● Work order: Reproduce the full set of records verbatim.

(Records from a data source)
*** Block opens ***

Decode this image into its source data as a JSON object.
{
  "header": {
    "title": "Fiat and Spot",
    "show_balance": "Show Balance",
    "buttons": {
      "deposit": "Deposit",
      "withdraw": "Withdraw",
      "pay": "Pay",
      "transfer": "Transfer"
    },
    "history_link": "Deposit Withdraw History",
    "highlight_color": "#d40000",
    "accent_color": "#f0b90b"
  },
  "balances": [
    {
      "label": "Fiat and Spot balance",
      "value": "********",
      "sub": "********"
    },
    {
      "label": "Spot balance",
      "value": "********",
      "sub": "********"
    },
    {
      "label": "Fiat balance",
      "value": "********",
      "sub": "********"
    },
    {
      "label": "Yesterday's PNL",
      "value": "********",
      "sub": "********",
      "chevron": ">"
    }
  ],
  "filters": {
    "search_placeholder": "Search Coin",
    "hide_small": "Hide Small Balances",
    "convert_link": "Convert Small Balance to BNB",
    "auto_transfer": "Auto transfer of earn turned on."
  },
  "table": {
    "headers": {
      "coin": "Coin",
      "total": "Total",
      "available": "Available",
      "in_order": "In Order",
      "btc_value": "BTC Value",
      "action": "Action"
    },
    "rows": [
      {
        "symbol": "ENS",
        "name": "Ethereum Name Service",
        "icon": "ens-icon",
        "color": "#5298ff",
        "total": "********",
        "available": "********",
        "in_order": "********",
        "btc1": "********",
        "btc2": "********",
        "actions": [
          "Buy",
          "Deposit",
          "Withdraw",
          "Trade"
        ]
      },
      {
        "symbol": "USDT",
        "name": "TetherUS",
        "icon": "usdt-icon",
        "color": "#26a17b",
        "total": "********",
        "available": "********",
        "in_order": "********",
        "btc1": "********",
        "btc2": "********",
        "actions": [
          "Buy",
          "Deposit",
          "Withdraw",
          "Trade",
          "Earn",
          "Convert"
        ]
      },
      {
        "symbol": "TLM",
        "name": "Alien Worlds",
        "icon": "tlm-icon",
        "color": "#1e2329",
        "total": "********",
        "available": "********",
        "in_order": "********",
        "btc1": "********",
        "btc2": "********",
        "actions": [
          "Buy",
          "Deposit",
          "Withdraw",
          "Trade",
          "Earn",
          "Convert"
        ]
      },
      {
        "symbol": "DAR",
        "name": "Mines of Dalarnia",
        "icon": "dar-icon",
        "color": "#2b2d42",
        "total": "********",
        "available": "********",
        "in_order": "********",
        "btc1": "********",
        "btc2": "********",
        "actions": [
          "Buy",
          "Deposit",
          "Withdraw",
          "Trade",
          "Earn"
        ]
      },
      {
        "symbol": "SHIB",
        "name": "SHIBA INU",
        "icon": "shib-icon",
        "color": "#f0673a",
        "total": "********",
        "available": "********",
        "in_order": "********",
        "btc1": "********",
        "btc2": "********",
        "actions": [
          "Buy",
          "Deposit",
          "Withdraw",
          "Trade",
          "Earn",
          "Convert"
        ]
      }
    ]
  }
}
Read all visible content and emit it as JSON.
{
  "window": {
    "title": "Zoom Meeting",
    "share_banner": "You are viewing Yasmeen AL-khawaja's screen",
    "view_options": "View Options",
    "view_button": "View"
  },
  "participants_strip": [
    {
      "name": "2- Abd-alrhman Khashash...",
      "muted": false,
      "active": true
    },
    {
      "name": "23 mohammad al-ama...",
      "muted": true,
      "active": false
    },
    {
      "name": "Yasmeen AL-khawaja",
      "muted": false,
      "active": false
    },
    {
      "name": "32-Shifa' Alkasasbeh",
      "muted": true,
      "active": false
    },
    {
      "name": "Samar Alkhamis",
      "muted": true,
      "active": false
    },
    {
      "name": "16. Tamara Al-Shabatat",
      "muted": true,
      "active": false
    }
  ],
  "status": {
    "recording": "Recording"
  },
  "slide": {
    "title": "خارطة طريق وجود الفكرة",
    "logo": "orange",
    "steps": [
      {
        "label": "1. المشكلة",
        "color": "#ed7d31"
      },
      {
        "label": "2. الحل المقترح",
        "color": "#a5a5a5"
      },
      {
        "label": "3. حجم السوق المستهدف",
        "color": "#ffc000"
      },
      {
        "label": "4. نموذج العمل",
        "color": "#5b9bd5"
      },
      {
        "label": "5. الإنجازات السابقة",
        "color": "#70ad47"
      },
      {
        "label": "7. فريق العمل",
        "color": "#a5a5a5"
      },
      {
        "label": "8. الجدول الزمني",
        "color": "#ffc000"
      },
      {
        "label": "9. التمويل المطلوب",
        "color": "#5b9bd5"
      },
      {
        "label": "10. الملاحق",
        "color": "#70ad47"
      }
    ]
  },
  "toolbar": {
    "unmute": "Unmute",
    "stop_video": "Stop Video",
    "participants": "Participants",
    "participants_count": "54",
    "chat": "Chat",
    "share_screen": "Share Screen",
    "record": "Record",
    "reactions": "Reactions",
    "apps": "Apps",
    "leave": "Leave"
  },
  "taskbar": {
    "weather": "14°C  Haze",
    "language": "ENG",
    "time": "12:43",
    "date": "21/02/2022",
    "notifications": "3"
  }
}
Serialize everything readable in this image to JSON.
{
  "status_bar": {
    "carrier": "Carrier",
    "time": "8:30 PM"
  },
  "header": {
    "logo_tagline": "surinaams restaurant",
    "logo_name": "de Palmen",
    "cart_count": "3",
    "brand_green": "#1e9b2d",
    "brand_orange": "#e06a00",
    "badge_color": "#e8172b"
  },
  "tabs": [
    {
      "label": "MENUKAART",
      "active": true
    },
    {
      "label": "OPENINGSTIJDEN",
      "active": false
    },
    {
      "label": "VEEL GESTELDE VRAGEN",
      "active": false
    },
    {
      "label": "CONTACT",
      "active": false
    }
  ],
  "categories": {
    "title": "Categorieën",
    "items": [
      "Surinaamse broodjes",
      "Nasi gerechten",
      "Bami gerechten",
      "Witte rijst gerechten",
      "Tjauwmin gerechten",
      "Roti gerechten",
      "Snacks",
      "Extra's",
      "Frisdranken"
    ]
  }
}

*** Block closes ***

● Exercise output:
Decode this image into its source data as a JSON object.
{
  "header": {
    "title": "Fiat and Spot",
    "show_balance": "Show Balance",
    "buttons": {
      "deposit": "Deposit",
      "withdraw": "Withdraw",
      "pay": "Pay",
      "transfer": "Transfer"
    },
    "history_link": "Deposit Withdraw History",
    "highlight_color": "#d40000",
    "accent_color": "#f0b90b"
  },
  "balances": [
    {
      "label": "Fiat and Spot balance",
      "value": "********",
      "sub": "********"
    },
    {
      "label": "Spot balance",
      "value": "********",
      "sub": "********"
    },
    {
      "label": "Fiat balance",
      "value": "********",
      "sub": "********"
    },
    {
      "label": "Yesterday's PNL",
      "value": "********",
      "sub": "********",
      "chevron": ">"
    }
  ],
  "filters": {
    "search_placeholder": "Search Coin",
    "hide_small": "Hide Small Balances",
    "convert_link": "Convert Small Balance to BNB",
    "auto_transfer": "Auto transfer of earn turned on."
  },
  "table": {
    "headers": {
      "coin": "Coin",
      "total": "Total",
      "available": "Available",
      "in_order": "In Order",
      "btc_value": "BTC Value",
      "action": "Action"
    },
    "rows": [
      {
        "symbol": "ENS",
        "name": "Ethereum Name Service",
        "icon": "ens-icon",
        "color": "#5298ff",
        "total": "********",
        "available": "********",
        "in_order": "********",
        "btc1": "********",
        "btc2": "********",
        "actions": [
          "Buy",
          "Deposit",
          "Withdraw",
          "Trade"
        ]
      },
      {
        "symbol": "USDT",
        "name": "TetherUS",
        "icon": "usdt-icon",
        "color": "#26a17b",
        "total": "********",
        "available": "********",
        "in_order": "********",
        "btc1": "********",
        "btc2": "********",
        "actions": [
          "Buy",
          "Deposit",
          "Withdraw",
          "Trade",
          "Earn",
          "Convert"
        ]
      },
      {
        "symbol": "TLM",
        "name": "Alien Worlds",
        "icon": "tlm-icon",
        "color": "#1e2329",
        "total": "********",
        "available": "********",
        "in_order": "********",
        "btc1": "********",
        "btc2": "********",
        "actions": [
          "Buy",
          "Deposit",
          "Withdraw",
          "Trade",
          "Earn",
          "Convert"
        ]
      },
      {
        "symbol": "DAR",
        "name": "Mines of Dalarnia",
        "icon": "dar-icon",
        "color": "#2b2d42",
        "total": "********",
        "available": "********",
        "in_order": "********",
        "btc1": "********",
        "btc2": "********",
        "actions": [
          "Buy",
          "Deposit",
          "Withdraw",
          "Trade",
          "Earn"
        ]
      },
      {
        "symbol": "SHIB",
        "name": "SHIBA INU",
        "icon": "shib-icon",
        "color": "#f0673a",
        "total": "********",
        "available": "********",
        "in_order": "********",
        "btc1": "********",
        "btc2": "********",
        "actions": [
          "Buy",
          "Deposit",
          "Withdraw",
          "Trade",
          "Earn",
          "Convert"
        ]
      }
    ]
  }
}
Read all visible content and emit it as JSON.
{
  "window": {
    "title": "Zoom Meeting",
    "share_banner": "You are viewing Yasmeen AL-khawaja's screen",
    "view_options": "View Options",
    "view_button": "View"
  },
  "participants_strip": [
    {
      "name": "2- Abd-alrhman Khashash...",
      "muted": false,
      "active": true
    },
    {
      "name": "23 mohammad al-ama...",
      "muted": true,
      "active": false
    },
    {
      "name": "Yasmeen AL-khawaja",
      "muted": false,
      "active": false
    },
    {
      "name": "32-Shifa' Alkasasbeh",
      "muted": true,
      "active": false
    },
    {
      "name": "Samar Alkhamis",
      "muted": true,
      "active": false
    },
    {
      "name": "16. Tamara Al-Shabatat",
      "muted": true,
      "active": false
    }
  ],
  "status": {
    "recording": "Recording"
  },
  "slide": {
    "title": "خارطة طريق وجود الفكرة",
    "logo": "orange",
    "steps": [
      {
        "label": "1. المشكلة",
        "color": "#ed7d31"
      },
      {
        "label": "2. الحل المقترح",
        "color": "#a5a5a5"
      },
      {
        "label": "3. حجم السوق المستهدف",
        "color": "#ffc000"
      },
      {
        "label": "4. نموذج العمل",
        "color": "#5b9bd5"
      },
      {
        "label": "5. الإنجازات السابقة",
        "color": "#70ad47"
      },
      {
        "label": "7. فريق العمل",
        "color": "#a5a5a5"
      },
      {
        "label": "8. الجدول الزمني",
        "color": "#ffc000"
      },
      {
        "label": "9. التمويل المطلوب",
        "color": "#5b9bd5"
      },
      {
        "label": "10. الملاحق",
        "color": "#70ad47"
      }
    ]
  },
  "toolbar": {
    "unmute": "Unmute",
    "stop_video": "Stop Video",
    "participants": "Participants",
    "participants_count": "54",
    "chat": "Chat",
    "share_screen": "Share Screen",
    "record": "Record",
    "reactions": "Reactions",
    "apps": "Apps",
    "leave": "Leave"
  },
  "taskbar": {
    "weather": "14°C  Haze",
    "language": "ENG",
    "time": "12:43",
    "date": "21/02/2022",
    "notifications": "3"
  }
}
Serialize everything readable in this image to JSON.
{
  "status_bar": {
    "carrier": "Carrier",
    "time": "8:30 PM"
  },
  "header": {
    "logo_tagline": "surinaams restaurant",
    "logo_name": "de Palmen",
    "cart_count": "3",
    "brand_green": "#1e9b2d",
    "brand_orange": "#e06a00",
    "badge_color": "#e8172b"
  },
  "tabs": [
    {
      "label": "MENUKAART",
      "active": true
    },
    {
      "label": "OPENINGSTIJDEN",
      "active": false
    },
    {
      "label": "VEEL GESTELDE VRAGEN",
      "active": false
    },
    {
      "label": "CONTACT",
      "active": false
    }
  ],
  "categories": {
    "title": "Categorieën",
    "items": [
      "Surinaamse broodjes",
      "Nasi gerechten",
      "Bami gerechten",
      "Witte rijst gerechten",
      "Tjauwmin gerechten",
      "Roti gerechten",
      "Snacks",
      "Extra's",
      "Frisdranken"
    ]
  }
}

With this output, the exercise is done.